SOUTH PORTLAND — The City Council will consider passing a six-month moratorium on licensing marijuana businesses so city officials would have time to weigh legal questions triggered by last week’s passage of a statewide recreational marijuana initiative.

The council was scheduled to discuss a maximum 180-day moratorium at Monday’s workshop and would vote on it at future meetings.

The passage of Question 1 allows adults 21 and older to possess up to 2½ ounces, grow their own plants and buy marijuana from licensed retail stores. It also allows marijuana social clubs and places a 10 percent sales tax on marijuana.

Under the initiative, municipalities can decide whether to allow or prohibit marijuana-related businesses, including growing, testing, packaging and retail facilities. If they’re allowed, a city or town can enact zoning and licensing measures to regulate them.
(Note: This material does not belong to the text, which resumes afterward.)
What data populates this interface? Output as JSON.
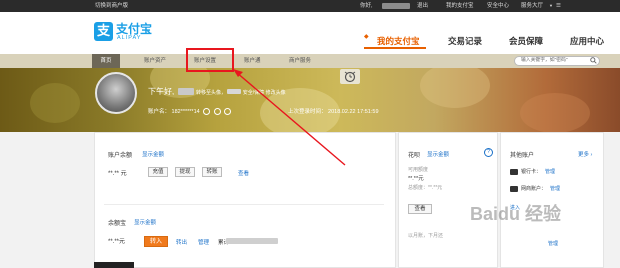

If a municipality bans marijuana businesses, private marijuana possession and use would still be legal statewide.

The Maine Department of Agriculture, Conservation and Forestry has up to nine months to promulgate rules for licensing retail marijuana businesses.

Several Maine communities – including Westbrook, Gray, Saco, Brewer and Bangor – have already enacted or considered similar moratoriums.
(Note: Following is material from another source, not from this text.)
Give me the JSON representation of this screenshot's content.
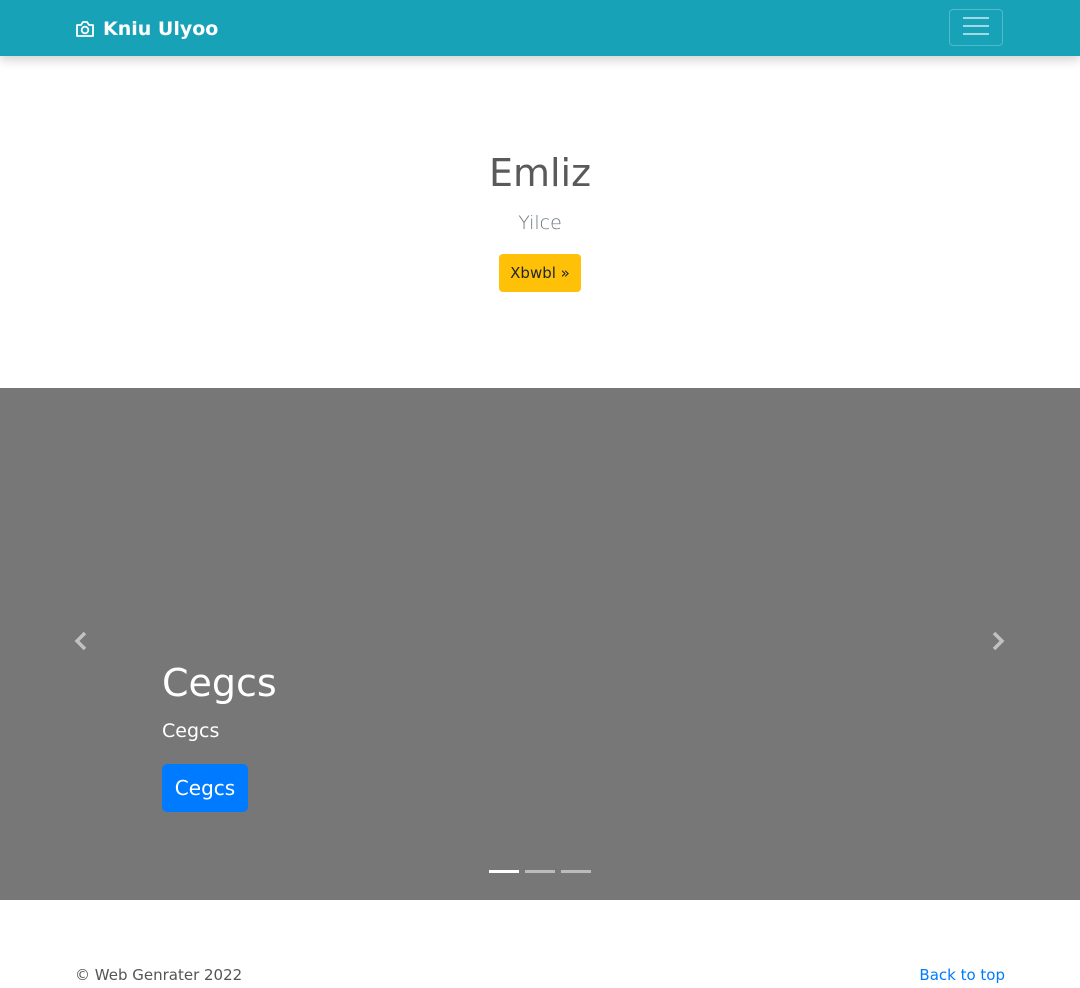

On Wednesday, officials in Gardiner are expected to consider a moratorium on retail marijuana social clubs and establishments at the request of a city councilor who said a constituent had asked for the discussion.

In Skowhegan, selectmen are crafting ideas for rules governing marijuana social clubs and retail sales.

Skowhegan already has a controlled-substance facility ordinance that regulates methadone clinics and medical marijuana dispensaries.